- If you make lifetime gifts then, in the event of your death, they may be added back when it comes to working out any inheritance tax (“IHT”) payable on your estate. But some gifts are “exempt” from IHT so they are not added back and would not increase the amount of tax payable on your estate on death.
- An important exemption which can sometimes be overlooked is the “normal expenditure out of income” exemption. So, if you are thinking of making any lifetime gifts but want to try to make sure they will not be added back to your estate for IHT, this is an exemption well worth considering.
- It should be emphasised at the start however that this exemption requires that your income exceeds your expenditure; and by a greater margin than the sixpence envisaged by Mr Micawber in David Copperfield (“Annual income twenty pounds, annual expenditure nineteen pounds nineteen and six, result happiness…”). To make use of the “normal expenditure out of income” in a worthwhile way your income has to exceed your expenditure by a comfortable margin.
- In essence, there are three conditions each of which must be satisfied for the exemption to apply:
- the gifts must be part of your “normal expenditure”;
- the gifts must be made out of income, and
- taking the gifts into account you must be able to maintain your usual standard of living.
- The Revenue (“HMRC”) have recently adapted their approach as far as the second of those conditions is concerned.

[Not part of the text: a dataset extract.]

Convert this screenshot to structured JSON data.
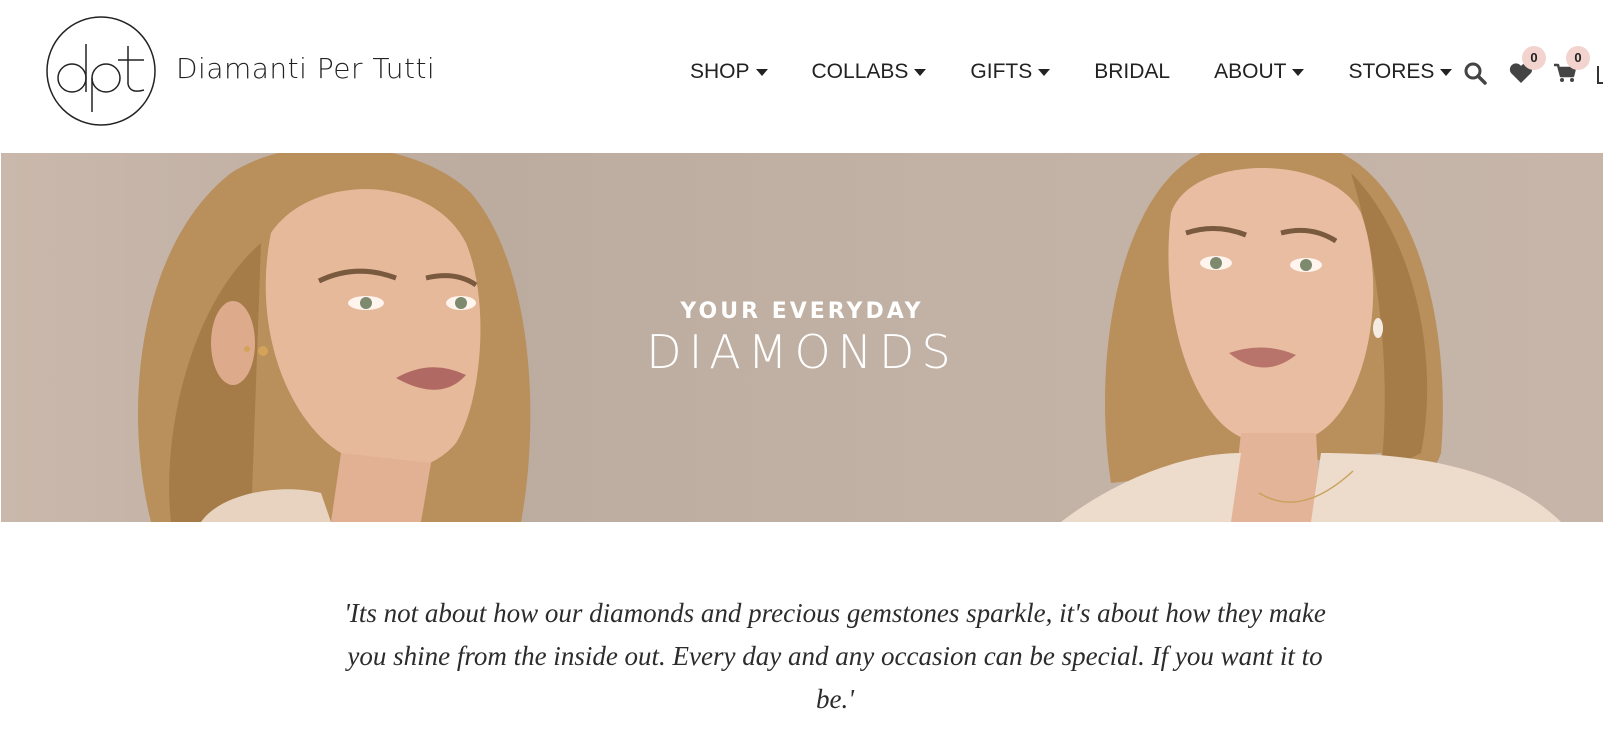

But before turning to look at HMRC’s change of approach It is worth expanding a little on each of the requirements.
– “Normal expenditure”
What counts as “normal expenditure” can be established in two ways. First there can be a pattern of gifts over a period of time (most likely a few years). Secondly, the individual may be shown to have assumed a commitment to future expenditure and then complied with it.
– Gift must be made out of income
“Income” is not defined in the legislation but it must mean net income after payment of income tax. And, subject to what is said below, “income” is considered to refer to current income: not income earned in the past which has been saved over a period.
– Maintaining your usual standard of living
The standard of living is your own individual standard: it is not that of the proverbial man on the Clapham omnibus.
- As mentioned, HMRC have changed their stance a little as far as the second requirement is concerned i.e. the requirement that the gifts be made out of “income”.
- It was generally the case that if you had retained surplus income over a period of years without investing it then HMRC might accept that gifts out of that retained income were nevertheless gifts out of income for the purposes of the exemption. So, one large gift out of those savings could still qualify for the exemption.
- HMRC’s updated views on this aspect of the matter are these:
“…If there is no evidence to the contrary, we consider that income becomes capital after a period of two years…each case will depend on its own facts but, in general, the longer the period of accumulation, the more likely it is that the income has become capital…”
- This is not a fundamental change. It could simply be described as a change of emphasis. But it does indicate that HMRC will take a stricter line than before. That in turn points to its being important, where this exemption is being relied on, to keep detailed records including your intentions with regard to retained income i.e. records which can function as “evidence to the contrary”.
- HMRC have a form being the one which would need to be completed in the event of your death where the “normal expenditure out of income exemption” is claimed. This includes a table for claiming the “normal expenditure out of income” exemption which is set out quite helpfully and could well be used in life as a record of such gifts. The form is known as “Form IHT403” http://www.hmrc.gov.uk/inheritancetax/iht403.pdf and we can supply a paper copy of the table included in the form if you wish.
Note: This material is for information purposes only and does not constitute any form of advice or recommendation by us. You should not rely upon it in making any decisions or taking or refraining from taking any action. If you would like us to advise you on any of the matters covered in this material, please contact Neil Mackenzie: email@example.com